Here’s a great idea for fixing the Federal budget deficit: Nationalize the weather. (I’m sure you’re now kicking yourself and asking, “Why didn’t I think of that?”) The Federal government can then require that a license first be obtained by those who want to use the sun to sunbathe or the wind to fly a kite, and it can collect a tax from those engaging in activities where climatic conditions play a part.
While you may think that nationalizing the weather is just a fanciful notion, the government of Heilongjiang Province (the northeastern-most province of China) does not. In June, it issued a regulation (some reports refer to it as a draft regulation) declaring that all energy produced from wind, solar, rain or other climatic sources belongs to the State and requiring all enterprises seeking to develop energy from those sources to first obtain a government license.
The regulation has been heavily criticized by numerous Chinese commentators and engendered derisive comments about the “nationalization of the wind and sun.” One witty writer asked, for example, if he could be fined for getting sunburned without a license from the appropriate government office.
Some commentators have tried to justify the new regulation as simply a way for the government to centralize “management of resource exploitation, to avoid repetitive construction and to make natural resource shared,” and they claim that the regulation is consistent with the Chinese Constitution, which declares that “mineral resources, waters, forests, mountains, grasslands, unreclaimed lands, beaches and other natural resources are owned by the State.” Other commentators question whether climatic phenomena, like the wind and sun, fall within the purview of the term “other natural resources.”

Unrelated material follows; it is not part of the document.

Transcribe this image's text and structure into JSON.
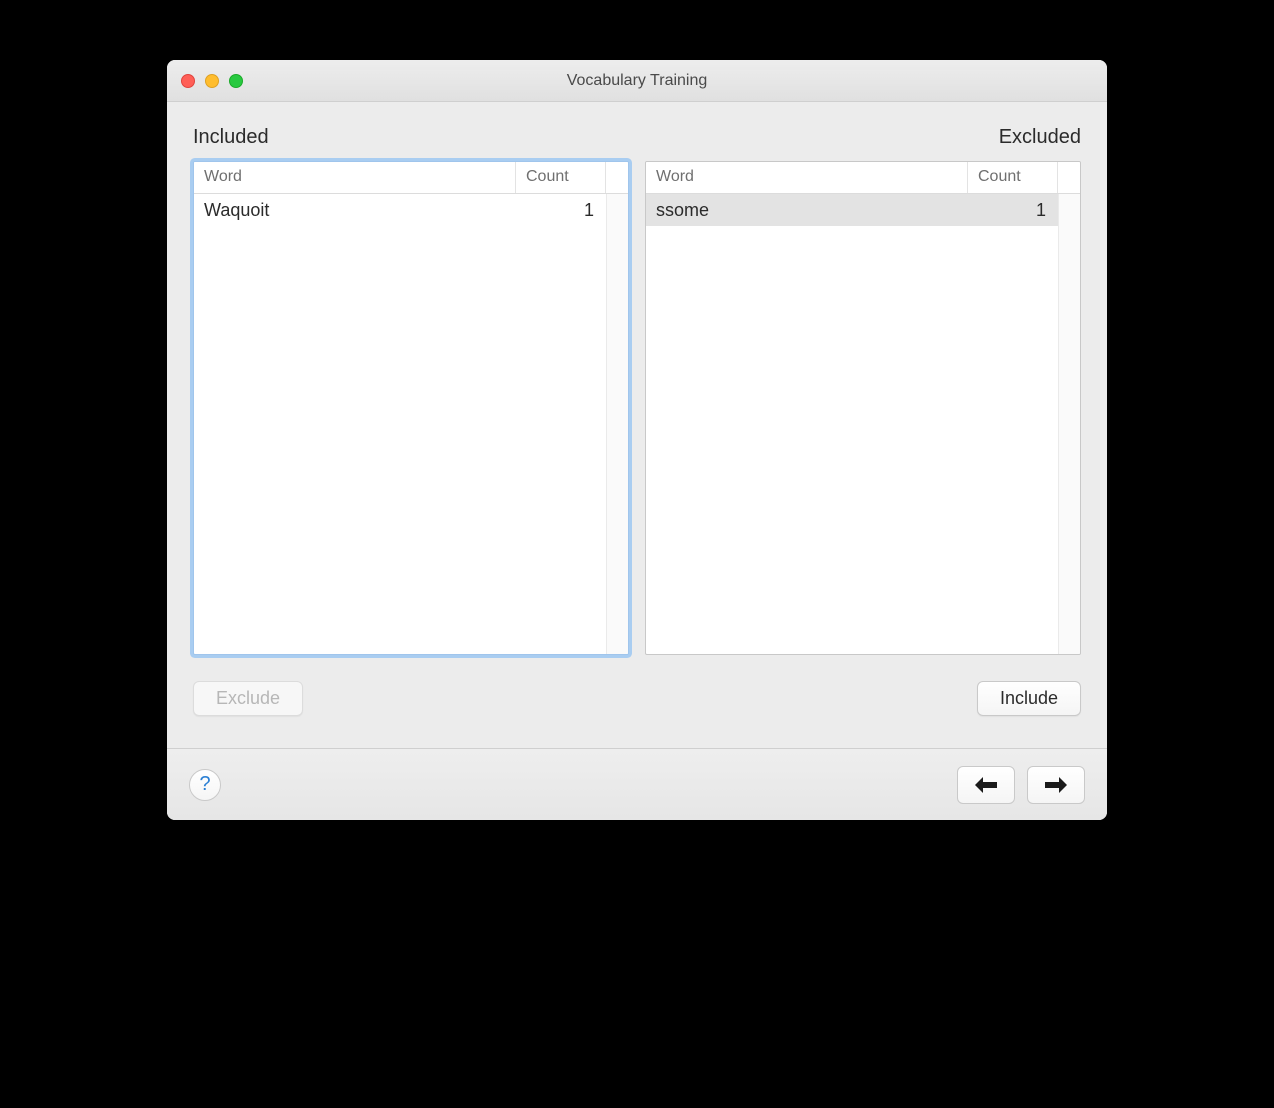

While we can give a light-hearted poke at the idea of nationalizing the weather, the real issue is the degree to which the government should be involved in regulating renewable energy. That is an issue over which we are struggling in this country as well.